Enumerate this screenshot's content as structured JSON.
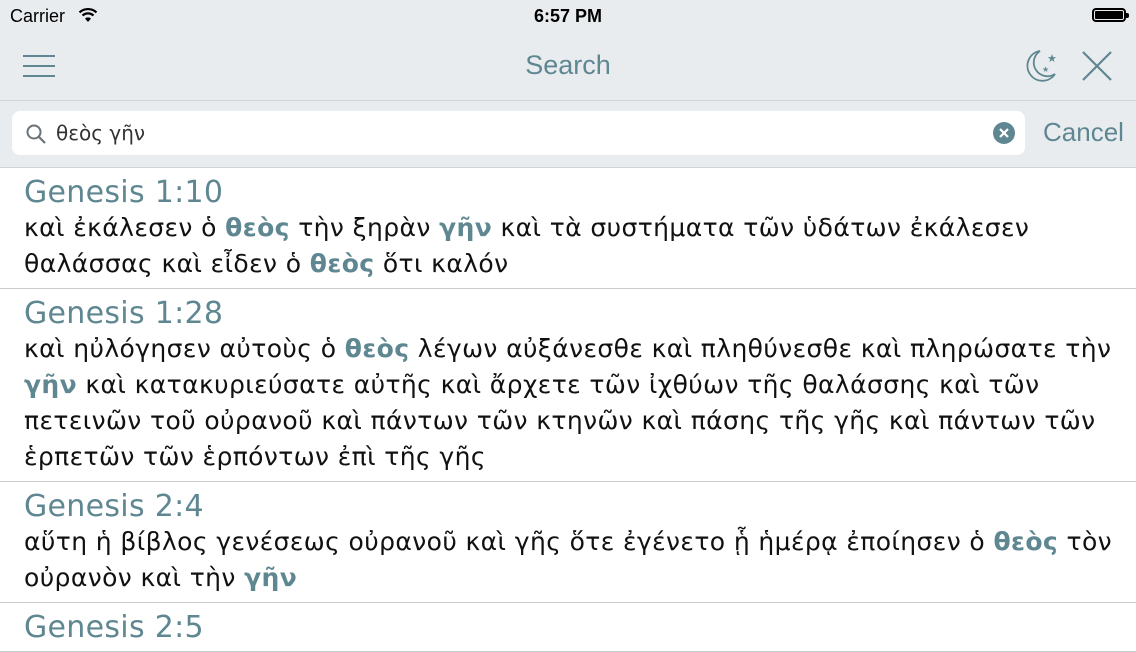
{
  "status_bar": {
    "carrier": "Carrier",
    "time": "6:57 PM",
    "battery_level": 1.0
  },
  "nav": {
    "title": "Search",
    "left_icon": "hamburger-menu-icon",
    "right_icons": [
      "night-mode-icon",
      "close-icon"
    ]
  },
  "search": {
    "query": "θεὸς γῆν",
    "cancel_label": "Cancel"
  },
  "colors": {
    "accent": "#5f8791",
    "bar_background": "#e9ecef",
    "separator": "#c8cdd1"
  },
  "results": [
    {
      "reference": "Genesis 1:10",
      "segments": [
        {
          "text": "καὶ ἐκάλεσεν ὁ ",
          "hl": false
        },
        {
          "text": "θεὸς",
          "hl": true
        },
        {
          "text": " τὴν ξηρὰν ",
          "hl": false
        },
        {
          "text": "γῆν",
          "hl": true
        },
        {
          "text": " καὶ τὰ συστήματα τῶν ὑδάτων ἐκάλεσεν θαλάσσας καὶ εἶδεν ὁ ",
          "hl": false
        },
        {
          "text": "θεὸς",
          "hl": true
        },
        {
          "text": " ὅτι καλόν",
          "hl": false
        }
      ]
    },
    {
      "reference": "Genesis 1:28",
      "segments": [
        {
          "text": "καὶ ηὐλόγησεν αὐτοὺς ὁ ",
          "hl": false
        },
        {
          "text": "θεὸς",
          "hl": true
        },
        {
          "text": " λέγων αὐξάνεσθε καὶ πληθύνεσθε καὶ πληρώσατε τὴν ",
          "hl": false
        },
        {
          "text": "γῆν",
          "hl": true
        },
        {
          "text": " καὶ κατακυριεύσατε αὐτῆς καὶ ἄρχετε τῶν ἰχθύων τῆς θαλάσσης καὶ τῶν πετεινῶν τοῦ οὐρανοῦ καὶ πάντων τῶν κτηνῶν καὶ πάσης τῆς γῆς καὶ πάντων τῶν ἑρπετῶν τῶν ἑρπόντων ἐπὶ τῆς γῆς",
          "hl": false
        }
      ]
    },
    {
      "reference": "Genesis 2:4",
      "segments": [
        {
          "text": "αὕτη ἡ βίβλος γενέσεως οὐρανοῦ καὶ γῆς ὅτε ἐγένετο ᾗ ἡμέρᾳ ἐποίησεν ὁ ",
          "hl": false
        },
        {
          "text": "θεὸς",
          "hl": true
        },
        {
          "text": " τὸν οὐρανὸν καὶ τὴν ",
          "hl": false
        },
        {
          "text": "γῆν",
          "hl": true
        }
      ]
    },
    {
      "reference": "Genesis 2:5",
      "segments": []
    }
  ]
}
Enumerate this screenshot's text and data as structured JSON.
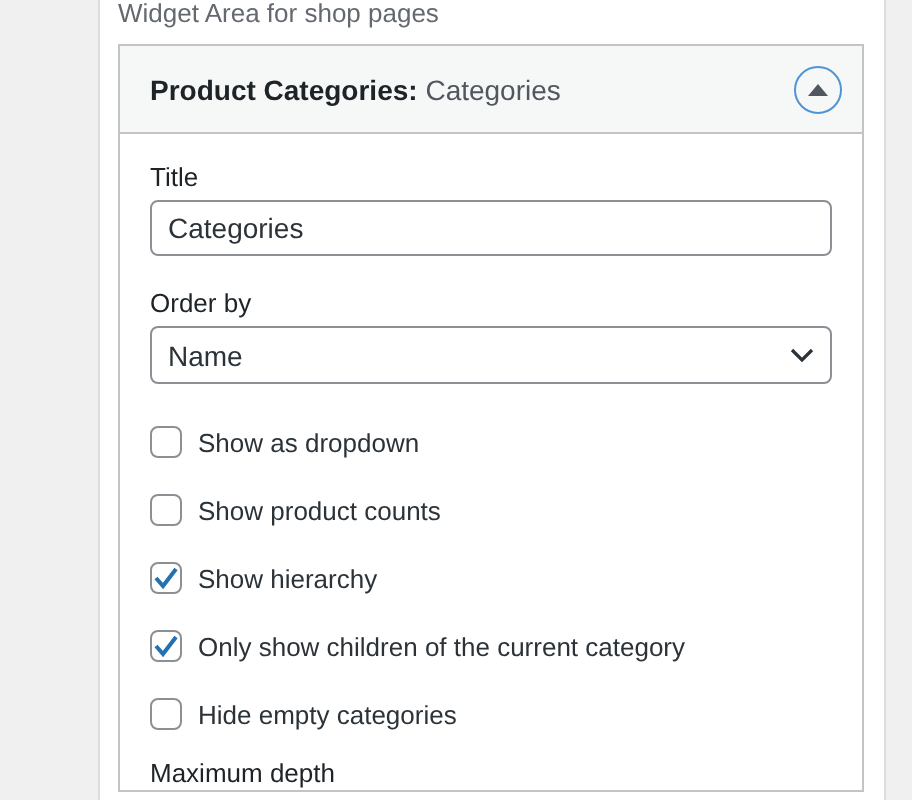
{
  "area_description": "Widget Area for shop pages",
  "widget": {
    "title_prefix": "Product Categories:",
    "title_name": "Categories",
    "expanded": true,
    "fields": [
      {
        "kind": "text",
        "label": "Title",
        "value": "Categories"
      },
      {
        "kind": "select",
        "label": "Order by",
        "value": "Name"
      }
    ],
    "options": [
      {
        "label": "Show as dropdown",
        "checked": false
      },
      {
        "label": "Show product counts",
        "checked": false
      },
      {
        "label": "Show hierarchy",
        "checked": true
      },
      {
        "label": "Only show children of the current category",
        "checked": true
      },
      {
        "label": "Hide empty categories",
        "checked": false
      }
    ],
    "trailing_label": "Maximum depth"
  }
}
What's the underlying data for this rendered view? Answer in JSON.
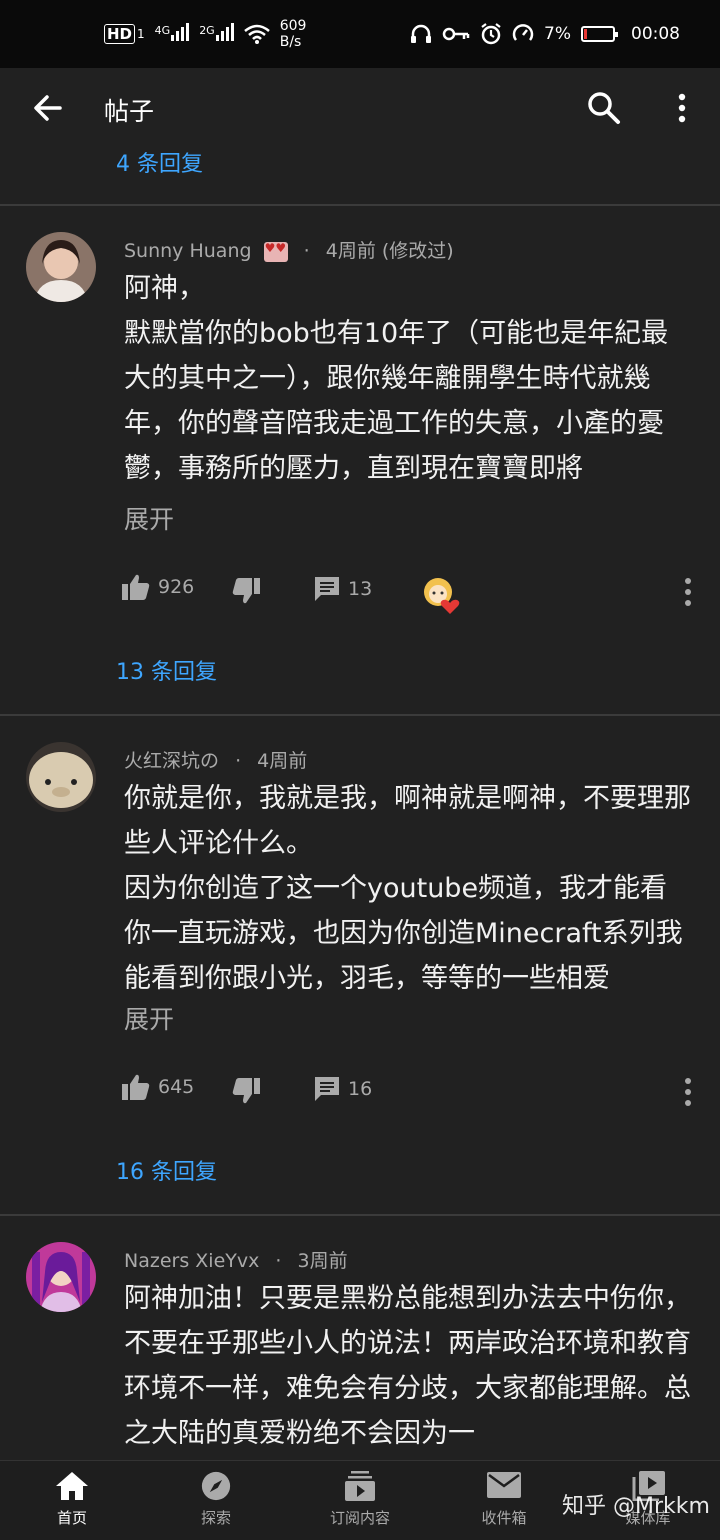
{
  "status_bar": {
    "hd": "HD",
    "sim": "1",
    "net1": "4G",
    "net2": "2G",
    "speed_value": "609",
    "speed_unit": "B/s",
    "battery": "7%",
    "battery_level": 0.07,
    "time": "00:08"
  },
  "app_bar": {
    "title": "帖子"
  },
  "top_partial": {
    "replies": "4 条回复"
  },
  "comments": [
    {
      "author": "Sunny Huang",
      "time": "4周前 (修改过)",
      "lines": [
        "阿神，",
        "默默當你的bob也有10年了（可能也是年紀最大的其中之一），跟你幾年離開學生時代就幾年，你的聲音陪我走過工作的失意，小產的憂鬱，事務所的壓力，直到現在寶寶即將"
      ],
      "expand": "展开",
      "likes": "926",
      "reply_count": "13",
      "replies_link": "13 条回复"
    },
    {
      "author": "火红深坑の",
      "time": "4周前",
      "lines": [
        "你就是你，我就是我，啊神就是啊神，不要理那些人评论什么。",
        "因为你创造了这一个youtube频道，我才能看你一直玩游戏，也因为你创造Minecraft系列我能看到你跟小光，羽毛，等等的一些相爱"
      ],
      "expand": "展开",
      "likes": "645",
      "reply_count": "16",
      "replies_link": "16 条回复"
    },
    {
      "author": "Nazers XieYvx",
      "time": "3周前",
      "lines": [
        "阿神加油！只要是黑粉总能想到办法去中伤你，不要在乎那些小人的说法！两岸政治环境和教育环境不一样，难免会有分歧，大家都能理解。总之大陆的真爱粉绝不会因为一"
      ]
    }
  ],
  "bottom_nav": {
    "items": [
      {
        "label": "首页",
        "icon": "home-icon"
      },
      {
        "label": "探索",
        "icon": "compass-icon"
      },
      {
        "label": "订阅内容",
        "icon": "subscriptions-icon"
      },
      {
        "label": "收件箱",
        "icon": "mail-icon"
      },
      {
        "label": "媒体库",
        "icon": "library-icon"
      }
    ]
  },
  "watermark": "知乎 @Mrkkm",
  "colors": {
    "link": "#3ea6ff",
    "background": "#212121",
    "secondary_text": "#aaaaaa"
  }
}
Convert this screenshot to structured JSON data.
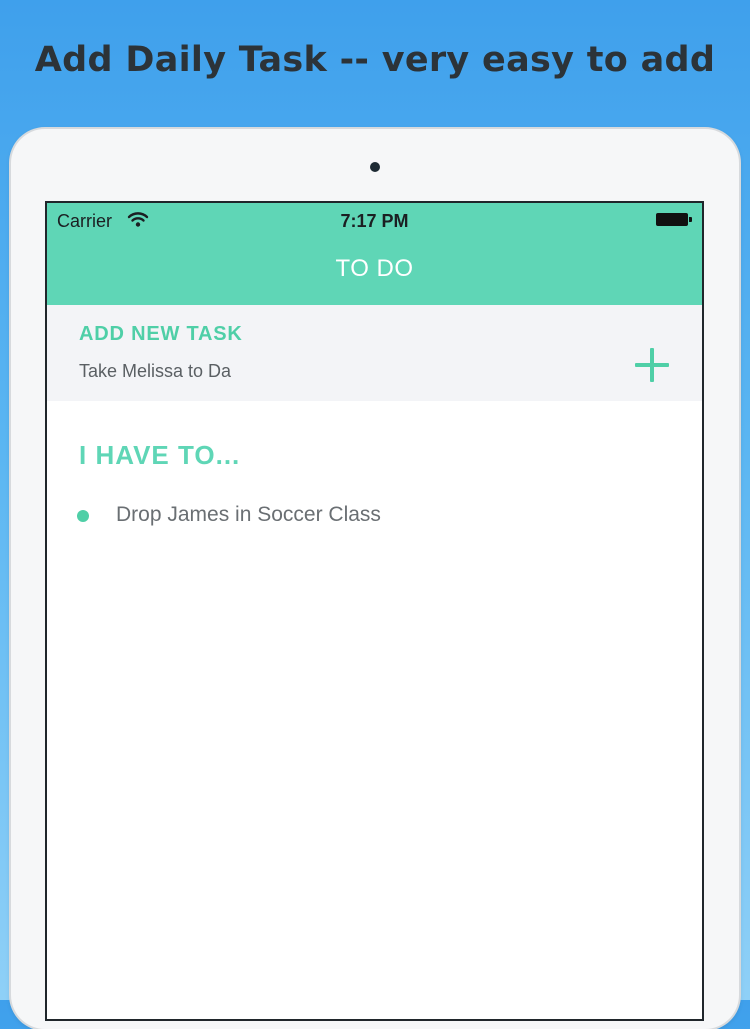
{
  "promo": {
    "title": "Add Daily Task -- very easy to add"
  },
  "status_bar": {
    "carrier": "Carrier",
    "time": "7:17 PM",
    "wifi_icon": "wifi-icon",
    "battery_icon": "battery-icon"
  },
  "nav": {
    "title": "TO DO"
  },
  "add_task": {
    "label": "ADD NEW TASK",
    "input_value": "Take Melissa to Da",
    "add_icon": "plus-icon"
  },
  "list": {
    "heading": "I HAVE TO...",
    "items": [
      {
        "label": "Drop James in Soccer Class"
      }
    ]
  },
  "colors": {
    "accent": "#5fd6b6",
    "accent_dark": "#4fcfa7",
    "background_gradient_top": "#3fa0ec",
    "background_gradient_bottom": "#8fd0f7",
    "title_text": "#2c3338"
  }
}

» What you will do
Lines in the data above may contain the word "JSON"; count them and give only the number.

» Exercise result
4